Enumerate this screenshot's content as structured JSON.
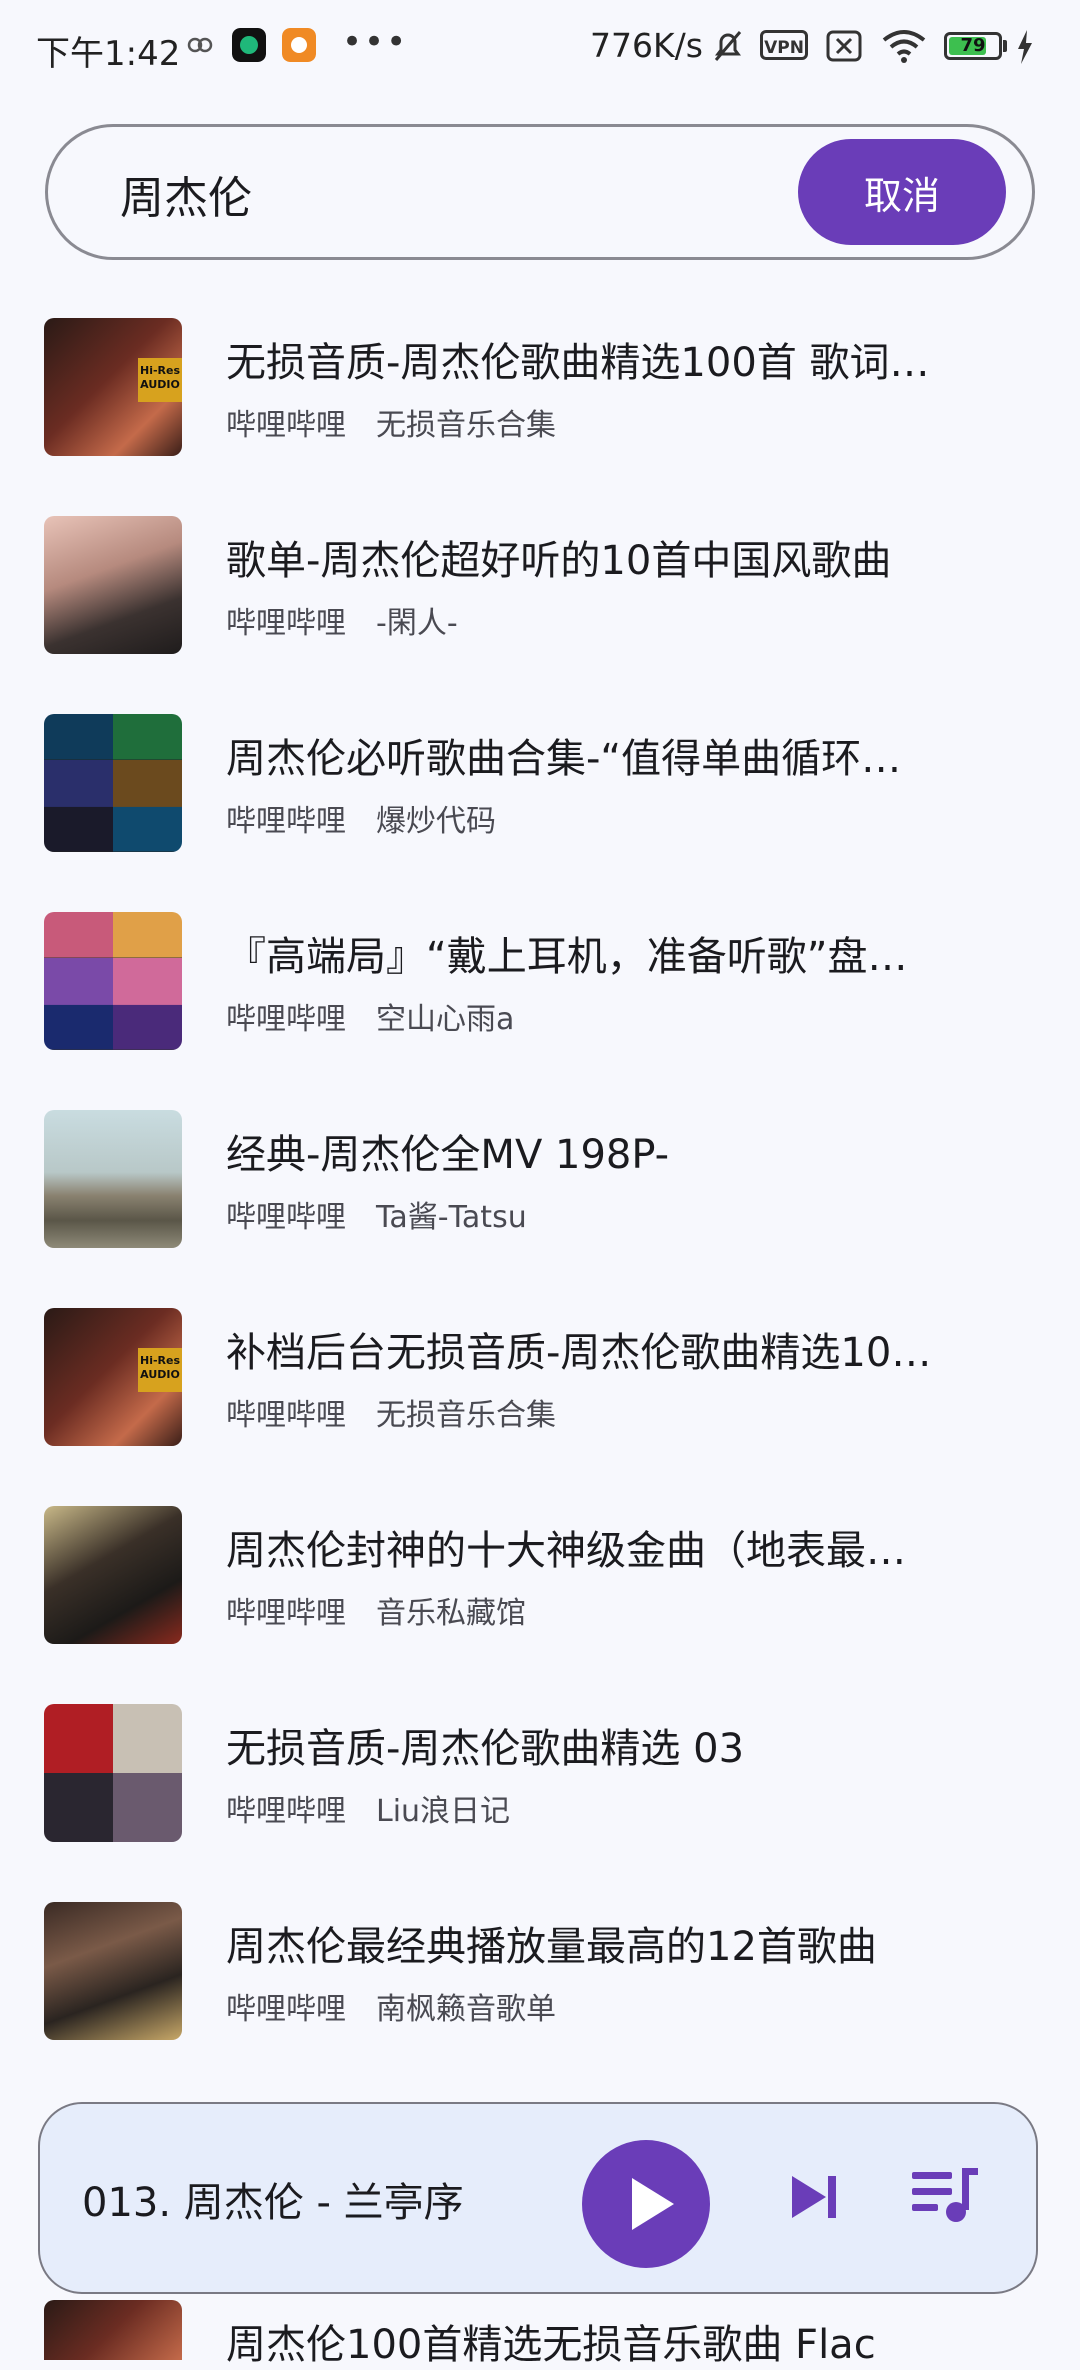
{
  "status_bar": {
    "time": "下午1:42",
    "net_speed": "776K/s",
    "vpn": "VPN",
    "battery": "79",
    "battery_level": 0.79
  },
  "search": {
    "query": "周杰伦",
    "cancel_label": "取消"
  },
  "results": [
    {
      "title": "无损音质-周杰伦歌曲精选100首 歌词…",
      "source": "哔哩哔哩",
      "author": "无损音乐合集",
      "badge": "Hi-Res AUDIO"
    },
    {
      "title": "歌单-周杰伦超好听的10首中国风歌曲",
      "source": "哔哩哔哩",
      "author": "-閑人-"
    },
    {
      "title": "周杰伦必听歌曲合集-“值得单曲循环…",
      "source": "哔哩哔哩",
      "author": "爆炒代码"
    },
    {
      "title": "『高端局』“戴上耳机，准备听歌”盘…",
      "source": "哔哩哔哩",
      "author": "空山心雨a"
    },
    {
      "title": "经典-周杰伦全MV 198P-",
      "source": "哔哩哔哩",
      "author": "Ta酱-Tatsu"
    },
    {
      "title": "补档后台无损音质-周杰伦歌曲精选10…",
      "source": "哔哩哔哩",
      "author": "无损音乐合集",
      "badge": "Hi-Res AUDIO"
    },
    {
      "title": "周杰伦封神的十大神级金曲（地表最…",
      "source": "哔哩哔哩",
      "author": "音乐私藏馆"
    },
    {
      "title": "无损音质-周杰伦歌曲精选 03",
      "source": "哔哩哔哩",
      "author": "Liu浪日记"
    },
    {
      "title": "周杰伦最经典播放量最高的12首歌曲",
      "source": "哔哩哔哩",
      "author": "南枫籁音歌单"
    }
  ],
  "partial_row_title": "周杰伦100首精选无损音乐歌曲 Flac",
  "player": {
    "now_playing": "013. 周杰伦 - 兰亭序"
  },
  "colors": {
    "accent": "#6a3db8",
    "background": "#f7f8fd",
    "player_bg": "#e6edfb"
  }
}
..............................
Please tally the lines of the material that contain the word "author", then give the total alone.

## Output for this exercise
9